§ **What needs to be done**
All entries must be returned precisely as they appear.

§ **App and web page records**

╔══

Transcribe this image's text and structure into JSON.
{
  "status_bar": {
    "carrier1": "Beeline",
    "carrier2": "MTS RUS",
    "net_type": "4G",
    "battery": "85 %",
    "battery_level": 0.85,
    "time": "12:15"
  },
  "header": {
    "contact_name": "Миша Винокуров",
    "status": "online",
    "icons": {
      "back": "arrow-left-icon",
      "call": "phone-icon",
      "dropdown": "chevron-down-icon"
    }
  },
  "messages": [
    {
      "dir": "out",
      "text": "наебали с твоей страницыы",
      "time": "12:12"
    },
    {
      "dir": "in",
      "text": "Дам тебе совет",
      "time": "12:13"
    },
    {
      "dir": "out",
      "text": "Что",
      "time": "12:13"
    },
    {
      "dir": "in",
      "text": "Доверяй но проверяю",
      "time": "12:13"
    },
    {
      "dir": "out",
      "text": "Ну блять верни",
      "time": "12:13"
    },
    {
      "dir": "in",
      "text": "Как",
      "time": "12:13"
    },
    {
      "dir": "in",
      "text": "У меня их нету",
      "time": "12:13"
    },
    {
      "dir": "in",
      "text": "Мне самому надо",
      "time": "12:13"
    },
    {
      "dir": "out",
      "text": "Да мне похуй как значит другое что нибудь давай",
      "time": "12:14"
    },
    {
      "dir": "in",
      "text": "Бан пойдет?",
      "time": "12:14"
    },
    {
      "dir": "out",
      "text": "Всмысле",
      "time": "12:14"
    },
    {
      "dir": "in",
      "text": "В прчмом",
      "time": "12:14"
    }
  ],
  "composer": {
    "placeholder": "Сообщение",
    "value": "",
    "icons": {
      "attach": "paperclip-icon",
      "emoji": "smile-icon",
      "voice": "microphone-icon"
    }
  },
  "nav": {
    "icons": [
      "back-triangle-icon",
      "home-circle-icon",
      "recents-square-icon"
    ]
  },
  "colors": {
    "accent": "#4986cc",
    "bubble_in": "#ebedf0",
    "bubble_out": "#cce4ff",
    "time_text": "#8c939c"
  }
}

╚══

§ **Exercise answer**
Transcribe this image's text and structure into JSON.
{
  "status_bar": {
    "carrier1": "Beeline",
    "carrier2": "MTS RUS",
    "net_type": "4G",
    "battery": "85 %",
    "battery_level": 0.85,
    "time": "12:15"
  },
  "header": {
    "contact_name": "Миша Винокуров",
    "status": "online",
    "icons": {
      "back": "arrow-left-icon",
      "call": "phone-icon",
      "dropdown": "chevron-down-icon"
    }
  },
  "messages": [
    {
      "dir": "out",
      "text": "наебали с твоей страницыы",
      "time": "12:12"
    },
    {
      "dir": "in",
      "text": "Дам тебе совет",
      "time": "12:13"
    },
    {
      "dir": "out",
      "text": "Что",
      "time": "12:13"
    },
    {
      "dir": "in",
      "text": "Доверяй но проверяю",
      "time": "12:13"
    },
    {
      "dir": "out",
      "text": "Ну блять верни",
      "time": "12:13"
    },
    {
      "dir": "in",
      "text": "Как",
      "time": "12:13"
    },
    {
      "dir": "in",
      "text": "У меня их нету",
      "time": "12:13"
    },
    {
      "dir": "in",
      "text": "Мне самому надо",
      "time": "12:13"
    },
    {
      "dir": "out",
      "text": "Да мне похуй как значит другое что нибудь давай",
      "time": "12:14"
    },
    {
      "dir": "in",
      "text": "Бан пойдет?",
      "time": "12:14"
    },
    {
      "dir": "out",
      "text": "Всмысле",
      "time": "12:14"
    },
    {
      "dir": "in",
      "text": "В прчмом",
      "time": "12:14"
    }
  ],
  "composer": {
    "placeholder": "Сообщение",
    "value": "",
    "icons": {
      "attach": "paperclip-icon",
      "emoji": "smile-icon",
      "voice": "microphone-icon"
    }
  },
  "nav": {
    "icons": [
      "back-triangle-icon",
      "home-circle-icon",
      "recents-square-icon"
    ]
  },
  "colors": {
    "accent": "#4986cc",
    "bubble_in": "#ebedf0",
    "bubble_out": "#cce4ff",
    "time_text": "#8c939c"
  }
}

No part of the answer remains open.